------ DATA EXTRACTS

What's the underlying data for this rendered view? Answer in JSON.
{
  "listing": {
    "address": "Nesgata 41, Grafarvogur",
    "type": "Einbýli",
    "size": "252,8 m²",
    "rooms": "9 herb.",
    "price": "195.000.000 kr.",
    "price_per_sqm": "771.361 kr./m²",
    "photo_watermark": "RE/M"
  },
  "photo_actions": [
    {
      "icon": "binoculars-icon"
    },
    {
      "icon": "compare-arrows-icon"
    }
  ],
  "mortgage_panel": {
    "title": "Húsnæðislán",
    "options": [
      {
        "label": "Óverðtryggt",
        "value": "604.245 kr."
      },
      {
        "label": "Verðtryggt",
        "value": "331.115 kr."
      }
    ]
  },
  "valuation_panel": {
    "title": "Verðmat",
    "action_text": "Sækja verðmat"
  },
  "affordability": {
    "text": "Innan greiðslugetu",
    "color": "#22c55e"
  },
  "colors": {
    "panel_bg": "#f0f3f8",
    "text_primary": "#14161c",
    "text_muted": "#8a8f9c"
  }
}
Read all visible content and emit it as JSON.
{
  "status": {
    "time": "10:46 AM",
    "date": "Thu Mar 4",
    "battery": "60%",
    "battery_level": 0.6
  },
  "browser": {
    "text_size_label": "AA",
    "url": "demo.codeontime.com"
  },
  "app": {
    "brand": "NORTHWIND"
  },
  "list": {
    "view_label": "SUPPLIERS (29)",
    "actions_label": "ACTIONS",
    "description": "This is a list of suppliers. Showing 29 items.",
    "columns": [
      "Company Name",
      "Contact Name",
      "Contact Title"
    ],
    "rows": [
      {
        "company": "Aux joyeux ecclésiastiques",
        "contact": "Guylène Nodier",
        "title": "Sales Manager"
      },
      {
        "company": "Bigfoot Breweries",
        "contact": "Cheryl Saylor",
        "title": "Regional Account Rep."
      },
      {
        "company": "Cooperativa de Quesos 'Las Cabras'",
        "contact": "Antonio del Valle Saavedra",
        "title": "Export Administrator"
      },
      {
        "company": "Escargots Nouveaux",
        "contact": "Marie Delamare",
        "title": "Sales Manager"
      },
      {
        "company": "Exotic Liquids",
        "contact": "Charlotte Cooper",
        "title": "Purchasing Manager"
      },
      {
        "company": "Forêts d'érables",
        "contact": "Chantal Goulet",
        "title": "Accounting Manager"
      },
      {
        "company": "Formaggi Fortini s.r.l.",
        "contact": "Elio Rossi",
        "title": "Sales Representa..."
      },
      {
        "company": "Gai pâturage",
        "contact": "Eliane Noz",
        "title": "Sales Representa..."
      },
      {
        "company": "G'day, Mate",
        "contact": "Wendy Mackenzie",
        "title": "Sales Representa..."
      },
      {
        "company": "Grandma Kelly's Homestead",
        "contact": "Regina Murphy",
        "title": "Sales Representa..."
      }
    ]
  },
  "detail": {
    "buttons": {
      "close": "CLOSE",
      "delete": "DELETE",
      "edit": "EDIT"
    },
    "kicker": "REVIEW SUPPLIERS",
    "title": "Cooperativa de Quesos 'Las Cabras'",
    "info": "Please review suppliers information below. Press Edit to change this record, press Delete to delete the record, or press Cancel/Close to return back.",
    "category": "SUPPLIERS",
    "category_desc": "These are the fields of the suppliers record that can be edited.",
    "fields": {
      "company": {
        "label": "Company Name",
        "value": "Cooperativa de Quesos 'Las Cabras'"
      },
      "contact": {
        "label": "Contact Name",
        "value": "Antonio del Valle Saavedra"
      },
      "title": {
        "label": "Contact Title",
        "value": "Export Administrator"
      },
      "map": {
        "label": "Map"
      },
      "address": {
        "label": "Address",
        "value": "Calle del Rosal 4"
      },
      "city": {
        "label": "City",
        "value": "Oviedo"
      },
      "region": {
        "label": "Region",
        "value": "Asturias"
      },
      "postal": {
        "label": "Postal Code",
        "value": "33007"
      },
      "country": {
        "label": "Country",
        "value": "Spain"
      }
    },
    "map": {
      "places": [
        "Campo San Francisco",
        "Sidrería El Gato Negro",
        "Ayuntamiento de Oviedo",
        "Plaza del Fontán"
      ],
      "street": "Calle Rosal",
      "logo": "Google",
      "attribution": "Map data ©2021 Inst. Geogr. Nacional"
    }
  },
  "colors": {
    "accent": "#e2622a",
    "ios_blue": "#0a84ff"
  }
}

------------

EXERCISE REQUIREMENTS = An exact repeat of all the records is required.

TASK OUTPUT =
What's the underlying data for this rendered view? Answer in JSON.
{
  "listing": {
    "address": "Nesgata 41, Grafarvogur",
    "type": "Einbýli",
    "size": "252,8 m²",
    "rooms": "9 herb.",
    "price": "195.000.000 kr.",
    "price_per_sqm": "771.361 kr./m²",
    "photo_watermark": "RE/M"
  },
  "photo_actions": [
    {
      "icon": "binoculars-icon"
    },
    {
      "icon": "compare-arrows-icon"
    }
  ],
  "mortgage_panel": {
    "title": "Húsnæðislán",
    "options": [
      {
        "label": "Óverðtryggt",
        "value": "604.245 kr."
      },
      {
        "label": "Verðtryggt",
        "value": "331.115 kr."
      }
    ]
  },
  "valuation_panel": {
    "title": "Verðmat",
    "action_text": "Sækja verðmat"
  },
  "affordability": {
    "text": "Innan greiðslugetu",
    "color": "#22c55e"
  },
  "colors": {
    "panel_bg": "#f0f3f8",
    "text_primary": "#14161c",
    "text_muted": "#8a8f9c"
  }
}
Read all visible content and emit it as JSON.
{
  "status": {
    "time": "10:46 AM",
    "date": "Thu Mar 4",
    "battery": "60%",
    "battery_level": 0.6
  },
  "browser": {
    "text_size_label": "AA",
    "url": "demo.codeontime.com"
  },
  "app": {
    "brand": "NORTHWIND"
  },
  "list": {
    "view_label": "SUPPLIERS (29)",
    "actions_label": "ACTIONS",
    "description": "This is a list of suppliers. Showing 29 items.",
    "columns": [
      "Company Name",
      "Contact Name",
      "Contact Title"
    ],
    "rows": [
      {
        "company": "Aux joyeux ecclésiastiques",
        "contact": "Guylène Nodier",
        "title": "Sales Manager"
      },
      {
        "company": "Bigfoot Breweries",
        "contact": "Cheryl Saylor",
        "title": "Regional Account Rep."
      },
      {
        "company": "Cooperativa de Quesos 'Las Cabras'",
        "contact": "Antonio del Valle Saavedra",
        "title": "Export Administrator"
      },
      {
        "company": "Escargots Nouveaux",
        "contact": "Marie Delamare",
        "title": "Sales Manager"
      },
      {
        "company": "Exotic Liquids",
        "contact": "Charlotte Cooper",
        "title": "Purchasing Manager"
      },
      {
        "company": "Forêts d'érables",
        "contact": "Chantal Goulet",
        "title": "Accounting Manager"
      },
      {
        "company": "Formaggi Fortini s.r.l.",
        "contact": "Elio Rossi",
        "title": "Sales Representa..."
      },
      {
        "company": "Gai pâturage",
        "contact": "Eliane Noz",
        "title": "Sales Representa..."
      },
      {
        "company": "G'day, Mate",
        "contact": "Wendy Mackenzie",
        "title": "Sales Representa..."
      },
      {
        "company": "Grandma Kelly's Homestead",
        "contact": "Regina Murphy",
        "title": "Sales Representa..."
      }
    ]
  },
  "detail": {
    "buttons": {
      "close": "CLOSE",
      "delete": "DELETE",
      "edit": "EDIT"
    },
    "kicker": "REVIEW SUPPLIERS",
    "title": "Cooperativa de Quesos 'Las Cabras'",
    "info": "Please review suppliers information below. Press Edit to change this record, press Delete to delete the record, or press Cancel/Close to return back.",
    "category": "SUPPLIERS",
    "category_desc": "These are the fields of the suppliers record that can be edited.",
    "fields": {
      "company": {
        "label": "Company Name",
        "value": "Cooperativa de Quesos 'Las Cabras'"
      },
      "contact": {
        "label": "Contact Name",
        "value": "Antonio del Valle Saavedra"
      },
      "title": {
        "label": "Contact Title",
        "value": "Export Administrator"
      },
      "map": {
        "label": "Map"
      },
      "address": {
        "label": "Address",
        "value": "Calle del Rosal 4"
      },
      "city": {
        "label": "City",
        "value": "Oviedo"
      },
      "region": {
        "label": "Region",
        "value": "Asturias"
      },
      "postal": {
        "label": "Postal Code",
        "value": "33007"
      },
      "country": {
        "label": "Country",
        "value": "Spain"
      }
    },
    "map": {
      "places": [
        "Campo San Francisco",
        "Sidrería El Gato Negro",
        "Ayuntamiento de Oviedo",
        "Plaza del Fontán"
      ],
      "street": "Calle Rosal",
      "logo": "Google",
      "attribution": "Map data ©2021 Inst. Geogr. Nacional"
    }
  },
  "colors": {
    "accent": "#e2622a",
    "ios_blue": "#0a84ff"
  }
}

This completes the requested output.